    The Vietnam government and local people have approved a Saola Natural Reserve to protect one of the world's most endangered—and most elusive—mammals. Only discovered by the outside world in 1992, the saola (Pseudoryx nghetinhensis) inhabits the lush forests of the Annamite Mountains. No one knows how many saola remain, but it has been classified as Critically Endangered as it is likely very few. >> Read the Full Article
  • Diisocyanates

    The U.S. Environmental Protection Agency (EPA) has released action plans to address the potential health risks of methylene diphenyl diisocyanate (MDI), toluene diisocyanate (TDI), and related compounds. Americans may be exposed to these chemicals when they are used in certain applications such as spray foam insulation, sealing concrete or finishing floors. The plans identify a range of actions the agency is considering under the authority of the Toxic Substances Control Act. Spray polyurethane foam (SPF) is a highly-effective and widely used insulation and air sealant material. However, exposures to its key ingredient, isocyanates such as MDI, and other SPF chemicals in vapors, aerosols, and dust during and after installation can cause adverse health effects. >> Read the Full Article
  • Solution to nuclear waste storage dilemma?

    Community officials in southeast New Mexico want to expand a nuclear-waste storage facility deep inside an ancient salt bed to play a bigger role in handling spent fuel from U.S. reactors, a problem now under the spotlight due to the Japanese nuclear crisis.
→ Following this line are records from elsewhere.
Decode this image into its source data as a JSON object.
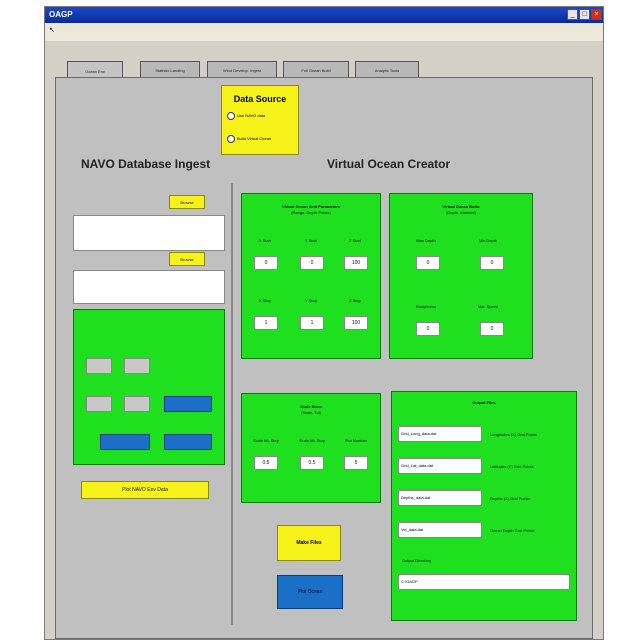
{
  "window": {
    "title": "OAGP"
  },
  "tabs": [
    "Ocean Env",
    "Statistic Landing",
    "Wind Develop. Ingest",
    "Full Ocean Build",
    "Analytic Tools"
  ],
  "data_source": {
    "title": "Data Source",
    "options": [
      "Use NAVO data",
      "Build Virtual Ocean"
    ]
  },
  "navo": {
    "title": "NAVO Database Ingest",
    "browse_label_1": "Browse",
    "browse_label_2": "Browse",
    "green_title": "",
    "gray_button": "",
    "blue_buttons": [
      "",
      ""
    ],
    "yellow_button": "Plot NAVO Env Data"
  },
  "voc": {
    "title": "Virtual Ocean Creator",
    "grid": {
      "title": "Virtual Ocean Grid Parameters",
      "subtitle": "(Range, Depth Points)",
      "fields": [
        {
          "label": "X Start",
          "value": "0"
        },
        {
          "label": "Y Start",
          "value": "0"
        },
        {
          "label": "Z Start",
          "value": "100"
        },
        {
          "label": "X Stop",
          "value": "1"
        },
        {
          "label": "Y Stop",
          "value": "1"
        },
        {
          "label": "Z Stop",
          "value": "100"
        }
      ]
    },
    "ocean": {
      "title": "Virtual Ocean Botto",
      "subtitle": "(Depth, Material)",
      "fields": [
        {
          "label": "Max Depth",
          "value": "0"
        },
        {
          "label": "Min Depth",
          "value": "0"
        },
        {
          "label": "Roughness",
          "value": "0"
        },
        {
          "label": "Mat. Speed",
          "value": "0"
        }
      ]
    },
    "scale": {
      "title": "Scale Sizes",
      "subtitle": "(Scale, Tol)",
      "fields": [
        {
          "label": "Scale ML Step",
          "value": "0.5"
        },
        {
          "label": "Scale ML Stop",
          "value": "0.5"
        },
        {
          "label": "Plot Number",
          "value": "5"
        }
      ]
    },
    "output": {
      "title": "Output Files",
      "files": [
        {
          "value": "Grid_Long_data.dat",
          "label": "Longitudes (X) Grid Points"
        },
        {
          "value": "Grid_Lat_data.dat",
          "label": "Latitudes (Y) Grid Points"
        },
        {
          "value": "Depths_data.dat",
          "label": "Depths (Z) Grid Points"
        },
        {
          "value": "Vel_data.dat",
          "label": "Ocean Depth Grid Points"
        }
      ],
      "dir_label": "Output Directory",
      "dir_value": "C:\\OAGP"
    },
    "buttons": {
      "make": "Make Files",
      "plot": "Plot Ocean"
    }
  },
  "colors": {
    "green": "#1ee01e",
    "yellow": "#f7f21a",
    "blue": "#1b6fc7",
    "panel": "#c0c0c0"
  }
}
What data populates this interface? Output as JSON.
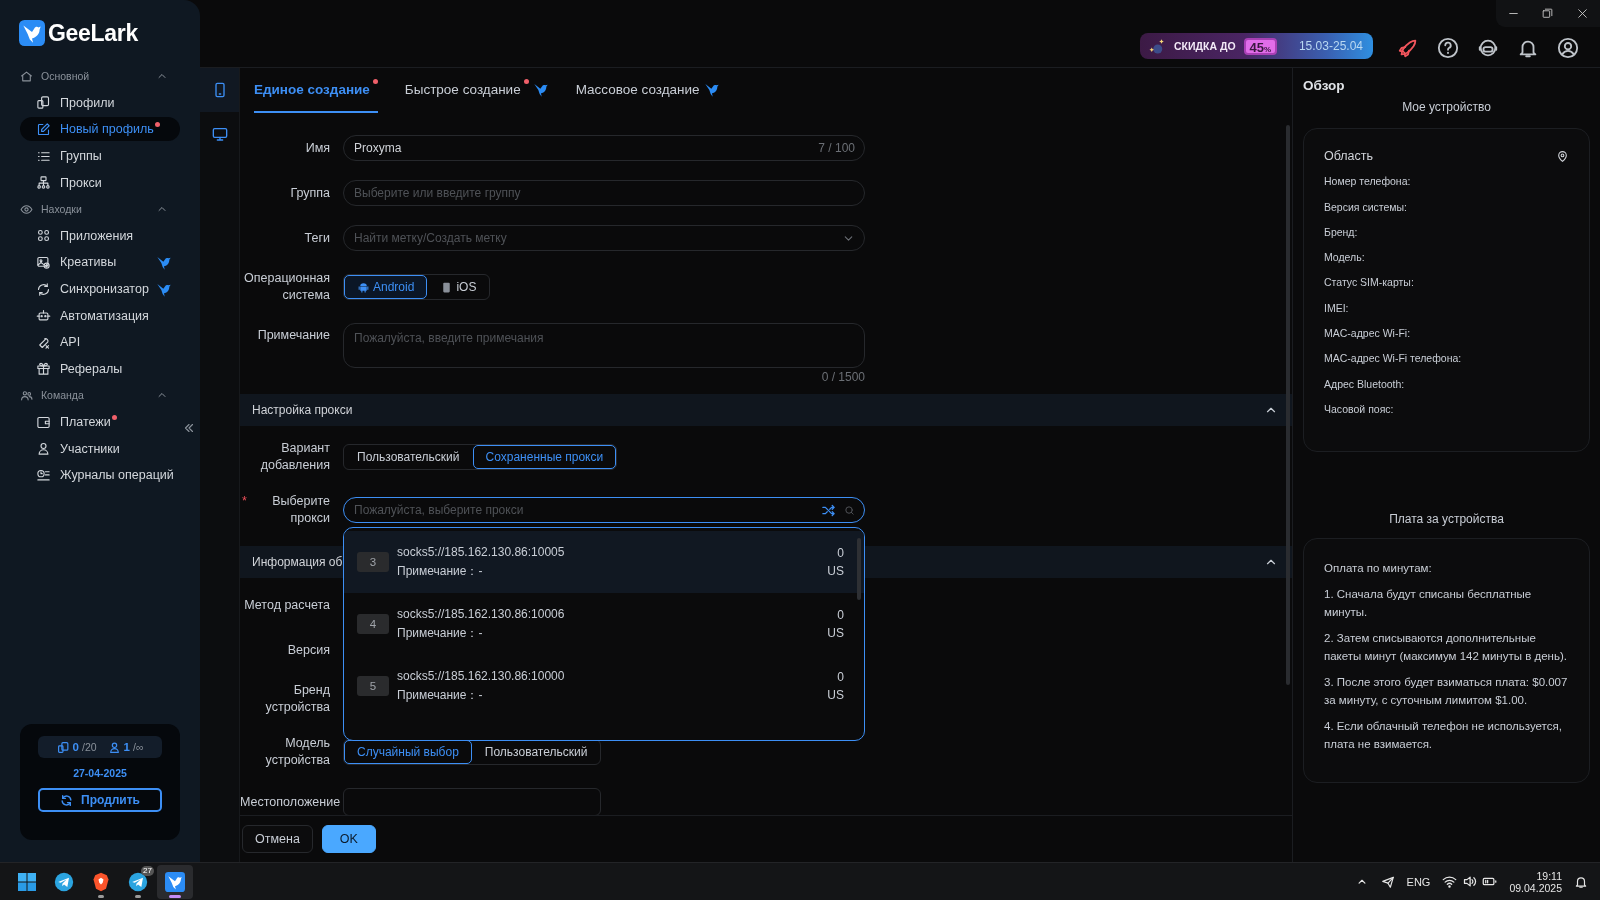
{
  "sidebar": {
    "logo": "GeeLark",
    "sections": [
      {
        "title": "Основной",
        "expanded": true,
        "items": [
          {
            "label": "Профили",
            "selected": false,
            "dot": false,
            "pro": false
          },
          {
            "label": "Новый профиль",
            "selected": true,
            "dot": true,
            "pro": false
          },
          {
            "label": "Группы",
            "selected": false,
            "dot": false,
            "pro": false
          },
          {
            "label": "Прокси",
            "selected": false,
            "dot": false,
            "pro": false
          }
        ]
      },
      {
        "title": "Находки",
        "expanded": true,
        "items": [
          {
            "label": "Приложения",
            "selected": false,
            "dot": false,
            "pro": false
          },
          {
            "label": "Креативы",
            "selected": false,
            "dot": false,
            "pro": true
          },
          {
            "label": "Синхронизатор",
            "selected": false,
            "dot": false,
            "pro": true
          },
          {
            "label": "Автоматизация",
            "selected": false,
            "dot": false,
            "pro": false
          },
          {
            "label": "API",
            "selected": false,
            "dot": false,
            "pro": false
          },
          {
            "label": "Рефералы",
            "selected": false,
            "dot": false,
            "pro": false
          }
        ]
      },
      {
        "title": "Команда",
        "expanded": true,
        "items": [
          {
            "label": "Платежи",
            "selected": false,
            "dot": true,
            "pro": false
          },
          {
            "label": "Участники",
            "selected": false,
            "dot": false,
            "pro": false
          },
          {
            "label": "Журналы операций",
            "selected": false,
            "dot": false,
            "pro": false
          }
        ]
      }
    ],
    "plan": {
      "devices_used": "0",
      "devices_limit": "/20",
      "members_used": "1",
      "members_limit": "/∞",
      "expires": "27-04-2025",
      "renew": "Продлить"
    }
  },
  "promo": {
    "label": "СКИДКА ДО",
    "discount": "45",
    "unit": "%",
    "dates": "15.03-25.04"
  },
  "device_modes": [
    {
      "kind": "phone",
      "selected": true
    },
    {
      "kind": "desktop",
      "selected": false
    }
  ],
  "tabs": [
    {
      "label": "Единое создание",
      "selected": true,
      "dot": true,
      "pro": false
    },
    {
      "label": "Быстрое создание",
      "selected": false,
      "dot": true,
      "pro": true
    },
    {
      "label": "Массовое создание",
      "selected": false,
      "dot": false,
      "pro": true
    }
  ],
  "form": {
    "fields": [
      {
        "kind": "text",
        "label": "Имя",
        "value": "Proxyma",
        "counter": "7 / 100"
      },
      {
        "kind": "select",
        "label": "Группа",
        "placeholder": "Выберите или введите группу"
      },
      {
        "kind": "tags",
        "label": "Теги",
        "placeholder": "Найти метку/Создать метку"
      },
      {
        "kind": "segmented",
        "label": "Операционная система",
        "options": [
          {
            "kind": "android",
            "label": "Android",
            "selected": true
          },
          {
            "kind": "ios",
            "label": "iOS",
            "selected": false
          }
        ]
      },
      {
        "kind": "textarea",
        "label": "Примечание",
        "placeholder": "Пожалуйста, введите примечания",
        "counter": "0 / 1500"
      }
    ],
    "sections": [
      {
        "title": "Настройка прокси",
        "expanded": true,
        "fields": [
          {
            "kind": "segmented",
            "label": "Вариант добавления",
            "options": [
              {
                "label": "Пользовательский",
                "selected": false
              },
              {
                "label": "Сохраненные прокси",
                "selected": true
              }
            ]
          },
          {
            "kind": "proxy_select",
            "label": "Выберите прокси",
            "required_mark": "*",
            "placeholder": "Пожалуйста, выберите прокси",
            "dropdown": [
              {
                "index": "3",
                "address": "socks5://185.162.130.86:10005",
                "note": "Примечание：-",
                "count": "0",
                "country": "US",
                "highlighted": true
              },
              {
                "index": "4",
                "address": "socks5://185.162.130.86:10006",
                "note": "Примечание：-",
                "count": "0",
                "country": "US",
                "highlighted": false
              },
              {
                "index": "5",
                "address": "socks5://185.162.130.86:10000",
                "note": "Примечание：-",
                "count": "0",
                "country": "US",
                "highlighted": false
              }
            ]
          }
        ]
      },
      {
        "title": "Информация об",
        "expanded": true,
        "fields": [
          {
            "kind": "covered",
            "label": "Метод расчета"
          },
          {
            "kind": "covered",
            "label": "Версия"
          },
          {
            "kind": "covered",
            "label": "Бренд устройства"
          },
          {
            "kind": "segmented",
            "label": "Модель устройства",
            "options": [
              {
                "label": "Случайный выбор",
                "selected": true
              },
              {
                "label": "Пользовательский",
                "selected": false
              }
            ]
          },
          {
            "kind": "segmented",
            "label": "Местоположение"
          }
        ]
      }
    ]
  },
  "footer": {
    "cancel": "Отмена",
    "ok": "OK"
  },
  "overview": {
    "title": "Обзор",
    "device_title": "Мое устройство",
    "region": "Область",
    "fields": [
      "Номер телефона:",
      "Версия системы:",
      "Бренд:",
      "Модель:",
      "Статус SIM-карты:",
      "IMEI:",
      "MAC-адрес Wi-Fi:",
      "MAC-адрес Wi-Fi телефона:",
      "Адрес Bluetooth:",
      "Часовой пояс:"
    ],
    "fee_title": "Плата за устройства",
    "fee_heading": "Оплата по минутам:",
    "fee_lines": [
      "1. Сначала будут списаны бесплатные минуты.",
      "2. Затем списываются дополнительные пакеты минут (максимум 142 минуты в день).",
      "3. После этого будет взиматься плата: $0.007 за минуту, с суточным лимитом $1.00.",
      "4. Если облачный телефон не используется, плата не взимается."
    ]
  },
  "taskbar": {
    "apps": [
      {
        "kind": "windows",
        "running": false,
        "active": false
      },
      {
        "kind": "telegram",
        "running": false,
        "active": false
      },
      {
        "kind": "brave",
        "running": true,
        "active": false
      },
      {
        "kind": "telegram",
        "running": true,
        "active": false,
        "badge": "27"
      },
      {
        "kind": "geelark",
        "running": true,
        "active": true
      }
    ],
    "tray": {
      "language": "ENG",
      "time": "19:11",
      "date": "09.04.2025"
    }
  }
}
After years of delay, the government terminated a plan for a permanent nuclear-waste repository at Yucca Mountain in Nevada. Operators at 104 U.S. reactors are storing used fuel rods, which remain radioactive for years, in pools of water and dry cask storage facilities in 30 states. The largest risk in the United States from the Fukushima event is "overpacking of the spent-fuel pools," said John Heaton, a former state representative from Eddy County, New Mexico, who supports expanded use of the Waste Isolation Pilot Plant (WIPP) near the town of Carlsbad. >> Read the Full Article
  • Wolves Taken Off the US Endangered Species List
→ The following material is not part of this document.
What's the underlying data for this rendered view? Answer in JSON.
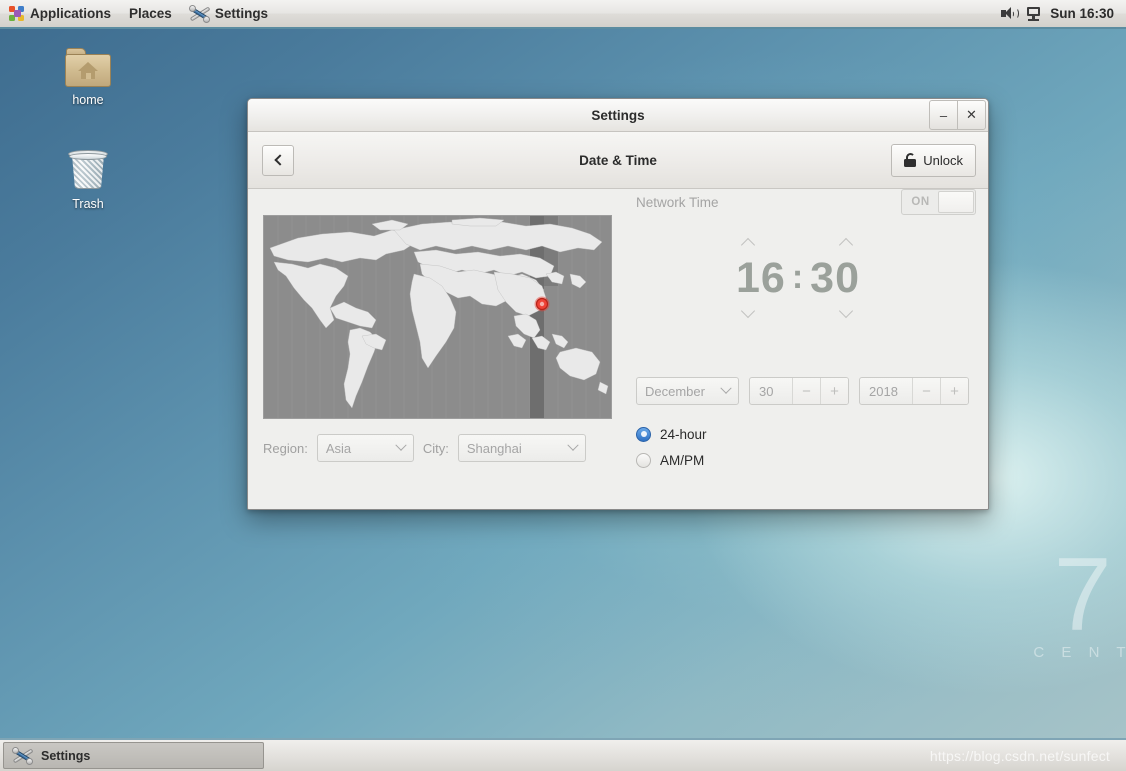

    For the first time ever, the US Congress has removed an animal from the Endangered Species List, a process typically done by a federal, non-political, science-based agency. The action by the US Congress sets a new precedent for altering the Endangered Species List based on political influence, enraging environmental groups. The removal would take effect in two western states that have known issues with wolves: Montana and Idaho. Wolves would now be managed by each state’s wildlife agency, inevitably leading to commercial hunting. >> Read the Full Article
  • Tigers could reappear in Kazakhstan under new plan

    WWF-Russia, together with the government and experts of the Republic of Kazakhstan announced today a new programme to return tigers to the region. The plan seeks to relocate Amur tigers from the Russian Far East to suitable habitat in Kazakhstan near the delta of the Ili River, south of Balkhash Lake. >> Read the Full Article